*** Opening Exercise inputs ***
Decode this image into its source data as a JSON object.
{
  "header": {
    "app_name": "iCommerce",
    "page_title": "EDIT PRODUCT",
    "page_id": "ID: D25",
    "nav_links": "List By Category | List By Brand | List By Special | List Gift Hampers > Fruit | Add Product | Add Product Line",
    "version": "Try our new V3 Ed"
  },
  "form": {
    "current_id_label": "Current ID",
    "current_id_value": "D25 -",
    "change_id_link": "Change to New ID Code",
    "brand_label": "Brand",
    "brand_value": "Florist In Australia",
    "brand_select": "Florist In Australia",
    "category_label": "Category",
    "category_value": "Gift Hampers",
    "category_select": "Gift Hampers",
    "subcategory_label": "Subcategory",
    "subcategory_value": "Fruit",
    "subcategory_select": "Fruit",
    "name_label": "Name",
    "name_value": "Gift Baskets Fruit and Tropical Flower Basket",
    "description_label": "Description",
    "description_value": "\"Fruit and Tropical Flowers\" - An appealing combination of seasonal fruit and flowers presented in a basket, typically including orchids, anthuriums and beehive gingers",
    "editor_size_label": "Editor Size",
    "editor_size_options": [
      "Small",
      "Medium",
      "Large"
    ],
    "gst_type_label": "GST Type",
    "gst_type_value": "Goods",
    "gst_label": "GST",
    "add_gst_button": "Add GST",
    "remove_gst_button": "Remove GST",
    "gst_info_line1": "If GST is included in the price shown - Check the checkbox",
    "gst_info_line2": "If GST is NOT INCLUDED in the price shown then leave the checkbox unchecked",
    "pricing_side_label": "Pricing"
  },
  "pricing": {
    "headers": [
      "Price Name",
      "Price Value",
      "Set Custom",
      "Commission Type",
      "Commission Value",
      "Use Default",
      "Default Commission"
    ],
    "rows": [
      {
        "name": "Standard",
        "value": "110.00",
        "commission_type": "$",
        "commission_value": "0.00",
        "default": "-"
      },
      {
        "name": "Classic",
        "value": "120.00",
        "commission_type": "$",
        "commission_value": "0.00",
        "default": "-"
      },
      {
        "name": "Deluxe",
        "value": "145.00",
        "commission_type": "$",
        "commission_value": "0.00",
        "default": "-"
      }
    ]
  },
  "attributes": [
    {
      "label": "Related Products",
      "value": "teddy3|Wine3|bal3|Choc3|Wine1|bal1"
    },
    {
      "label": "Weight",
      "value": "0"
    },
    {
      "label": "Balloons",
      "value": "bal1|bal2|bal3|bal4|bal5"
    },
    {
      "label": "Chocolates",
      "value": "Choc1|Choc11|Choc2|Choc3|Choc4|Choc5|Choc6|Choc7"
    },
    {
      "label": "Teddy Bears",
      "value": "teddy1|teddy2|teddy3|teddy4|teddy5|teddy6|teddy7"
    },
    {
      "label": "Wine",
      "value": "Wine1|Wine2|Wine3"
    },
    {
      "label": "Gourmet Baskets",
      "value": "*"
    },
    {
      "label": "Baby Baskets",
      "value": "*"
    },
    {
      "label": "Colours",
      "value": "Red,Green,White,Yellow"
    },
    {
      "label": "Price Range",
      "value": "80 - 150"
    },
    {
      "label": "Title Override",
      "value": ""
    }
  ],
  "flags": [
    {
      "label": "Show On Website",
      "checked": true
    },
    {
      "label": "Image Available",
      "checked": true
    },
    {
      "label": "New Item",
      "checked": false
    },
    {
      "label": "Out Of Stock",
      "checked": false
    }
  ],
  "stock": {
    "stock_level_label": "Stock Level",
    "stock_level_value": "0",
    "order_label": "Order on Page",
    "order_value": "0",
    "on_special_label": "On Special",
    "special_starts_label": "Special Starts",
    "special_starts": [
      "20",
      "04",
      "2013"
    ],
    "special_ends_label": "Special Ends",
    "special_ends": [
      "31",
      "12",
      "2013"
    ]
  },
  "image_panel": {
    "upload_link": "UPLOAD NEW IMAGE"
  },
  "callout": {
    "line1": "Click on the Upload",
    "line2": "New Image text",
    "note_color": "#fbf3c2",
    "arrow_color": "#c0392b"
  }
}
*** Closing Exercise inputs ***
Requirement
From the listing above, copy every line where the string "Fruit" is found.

Task solution
    "nav_links": "List By Category | List By Brand | List By Special | List Gift Hampers > Fruit | Add Product | Add Product Line",
    "subcategory_value": "Fruit",
    "subcategory_select": "Fruit",
    "name_value": "Gift Baskets Fruit and Tropical Flower Basket",
    "description_value": "\"Fruit and Tropical Flowers\" - An appealing combination of seasonal fruit and flowers presented in a basket, typically including orchids, anthuriums and beehive gingers",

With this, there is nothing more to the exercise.